So aside from living arrangements on land, the big question remains “Is the party over?” for this season. Will we get back into the water in time to sail back to Puerto Escondido and stop for one last lingering snorkel? The determining factor in terms of how long Galapagos will be in the yard, is how long it will take for the damaged part of the hull to dry out. It was drip drip dripping water for two days but has slowed down considerably today. Yesterday one of the yard workers took on the hot job of grinding out all the loose material so we could get a good look at the damage and also so it would dry out more quickly and make a clean area for repair. I felt for the guy but I’ve never been so pleased to pay anyone 115$ in my life. It was brutal work. So she’s ready to fill and glass in, but she’s not dry enough yet and so we wait. Here’s why that’s an important issue, and you’ll just love the irony of this:

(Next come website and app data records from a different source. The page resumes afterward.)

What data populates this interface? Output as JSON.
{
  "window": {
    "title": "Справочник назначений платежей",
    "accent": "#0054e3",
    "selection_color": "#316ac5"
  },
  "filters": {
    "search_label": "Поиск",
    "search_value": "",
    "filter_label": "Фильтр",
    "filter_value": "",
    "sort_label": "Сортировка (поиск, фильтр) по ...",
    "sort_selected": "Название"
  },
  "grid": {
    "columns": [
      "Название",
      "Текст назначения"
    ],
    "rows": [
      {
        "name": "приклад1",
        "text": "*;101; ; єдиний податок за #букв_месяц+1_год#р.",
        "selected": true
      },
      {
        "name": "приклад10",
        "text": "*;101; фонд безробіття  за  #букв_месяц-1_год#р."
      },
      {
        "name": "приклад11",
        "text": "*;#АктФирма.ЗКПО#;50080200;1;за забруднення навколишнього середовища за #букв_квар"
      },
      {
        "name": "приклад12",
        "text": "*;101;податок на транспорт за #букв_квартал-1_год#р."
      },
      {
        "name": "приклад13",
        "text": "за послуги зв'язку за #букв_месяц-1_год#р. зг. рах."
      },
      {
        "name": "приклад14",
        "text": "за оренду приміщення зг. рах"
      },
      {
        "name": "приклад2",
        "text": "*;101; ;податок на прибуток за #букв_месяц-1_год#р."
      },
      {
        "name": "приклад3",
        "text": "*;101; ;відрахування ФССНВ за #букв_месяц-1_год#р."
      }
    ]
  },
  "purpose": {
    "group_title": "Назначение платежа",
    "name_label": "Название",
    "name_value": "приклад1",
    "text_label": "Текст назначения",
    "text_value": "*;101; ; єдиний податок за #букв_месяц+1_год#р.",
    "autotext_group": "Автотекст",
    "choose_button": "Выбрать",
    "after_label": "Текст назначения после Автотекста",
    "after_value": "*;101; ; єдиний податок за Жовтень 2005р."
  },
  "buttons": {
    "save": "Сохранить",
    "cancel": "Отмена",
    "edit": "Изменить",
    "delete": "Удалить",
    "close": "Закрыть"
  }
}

We fly home on July 2 from Loreto, on the other side of the sea. Yes, it’s a deadline! An APPOINTMENT! We have an actual reservation and have paid for our tickets, an act which we knew would lead to a thwarting of the cruising gods, we just were not sure how. We had planned to leave Galapagos on a mooring ball in Puerto Escondido because we wanted to leave her in the temperature-moderating water rather than in the blazing hot boatyard. We were happy with that decision. However, if she doesn’t dry out fast, and we want to be absolutely sure she is very dry before repairing her, then we will have to change plans and leave her here at Marina Seca with the hundreds of other boats left behind by their owners. It’s like long term daycare for boats here; a great sea of masts. That would mean finding a way back across the sea with our luggage to pick up our flight out of Loreto because we cannot cancel those tickets without a significant penalty.

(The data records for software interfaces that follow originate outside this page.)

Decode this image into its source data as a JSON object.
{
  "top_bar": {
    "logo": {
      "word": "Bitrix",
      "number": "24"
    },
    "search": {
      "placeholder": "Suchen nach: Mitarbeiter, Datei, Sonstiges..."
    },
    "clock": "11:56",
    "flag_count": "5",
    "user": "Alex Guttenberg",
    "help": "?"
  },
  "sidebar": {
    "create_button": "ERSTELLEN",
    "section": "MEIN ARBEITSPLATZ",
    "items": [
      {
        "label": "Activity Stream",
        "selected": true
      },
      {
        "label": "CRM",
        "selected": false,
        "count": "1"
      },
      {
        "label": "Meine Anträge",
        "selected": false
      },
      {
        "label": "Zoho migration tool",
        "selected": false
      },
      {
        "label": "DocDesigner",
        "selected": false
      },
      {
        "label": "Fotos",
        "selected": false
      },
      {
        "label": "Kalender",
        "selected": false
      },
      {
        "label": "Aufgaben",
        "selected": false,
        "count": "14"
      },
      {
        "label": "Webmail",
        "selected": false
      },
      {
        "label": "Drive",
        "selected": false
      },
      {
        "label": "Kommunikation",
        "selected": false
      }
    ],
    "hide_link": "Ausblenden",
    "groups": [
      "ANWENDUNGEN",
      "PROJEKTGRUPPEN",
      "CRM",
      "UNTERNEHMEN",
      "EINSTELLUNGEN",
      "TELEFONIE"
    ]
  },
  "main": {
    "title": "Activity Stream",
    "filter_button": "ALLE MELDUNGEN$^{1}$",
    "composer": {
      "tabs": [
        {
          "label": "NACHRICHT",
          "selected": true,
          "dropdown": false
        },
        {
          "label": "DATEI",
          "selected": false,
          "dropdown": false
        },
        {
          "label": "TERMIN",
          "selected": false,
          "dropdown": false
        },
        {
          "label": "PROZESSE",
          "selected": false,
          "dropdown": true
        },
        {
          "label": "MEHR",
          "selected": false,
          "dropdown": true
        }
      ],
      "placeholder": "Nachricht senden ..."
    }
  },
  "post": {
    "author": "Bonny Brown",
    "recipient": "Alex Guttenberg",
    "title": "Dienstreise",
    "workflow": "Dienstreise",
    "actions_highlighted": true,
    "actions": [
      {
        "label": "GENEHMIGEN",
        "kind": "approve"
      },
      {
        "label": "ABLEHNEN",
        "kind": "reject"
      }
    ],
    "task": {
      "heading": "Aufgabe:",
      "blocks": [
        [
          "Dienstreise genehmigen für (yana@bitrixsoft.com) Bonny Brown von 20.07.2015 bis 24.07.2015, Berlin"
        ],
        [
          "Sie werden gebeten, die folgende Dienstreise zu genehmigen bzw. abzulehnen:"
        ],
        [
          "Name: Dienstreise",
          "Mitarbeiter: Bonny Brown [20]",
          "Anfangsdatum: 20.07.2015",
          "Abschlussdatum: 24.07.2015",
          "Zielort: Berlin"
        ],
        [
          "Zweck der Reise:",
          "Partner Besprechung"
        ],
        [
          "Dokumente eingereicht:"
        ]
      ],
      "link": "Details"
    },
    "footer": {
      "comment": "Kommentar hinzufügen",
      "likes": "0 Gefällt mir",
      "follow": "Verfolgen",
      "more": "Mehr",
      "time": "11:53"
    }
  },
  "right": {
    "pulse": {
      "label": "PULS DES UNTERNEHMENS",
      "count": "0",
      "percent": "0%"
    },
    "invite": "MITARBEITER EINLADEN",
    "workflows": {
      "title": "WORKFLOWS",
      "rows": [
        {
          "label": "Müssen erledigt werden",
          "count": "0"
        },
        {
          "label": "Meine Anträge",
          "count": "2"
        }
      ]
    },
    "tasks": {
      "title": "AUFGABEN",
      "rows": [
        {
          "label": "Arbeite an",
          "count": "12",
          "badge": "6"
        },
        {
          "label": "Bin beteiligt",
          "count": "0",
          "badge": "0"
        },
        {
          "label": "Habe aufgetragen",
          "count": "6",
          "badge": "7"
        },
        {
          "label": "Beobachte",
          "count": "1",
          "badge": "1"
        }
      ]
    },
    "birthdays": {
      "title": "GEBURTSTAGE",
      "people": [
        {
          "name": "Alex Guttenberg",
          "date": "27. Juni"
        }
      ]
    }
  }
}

We have options. There is a ferry to Santa Rosalia from Guaymas. There are also flights from Guaymas to Loreto. We’ll be checking all that out. I mean, what else will we have to do with our time? It’s too hot to do outdoor activities away from the water. Heat exhaustion is a real thing and we’ve both been close to the edge a couple of times. So for the next few days we have plenty of time to do all the research. We have good wifi at this place and the air conditioning is right over the bed, which is king sized and made of memory foam and actually really comfortable. I’m predicting a lot of naps in the next few days. And that blender will be getting plenty of use.
S/V Galapagos, out, for now.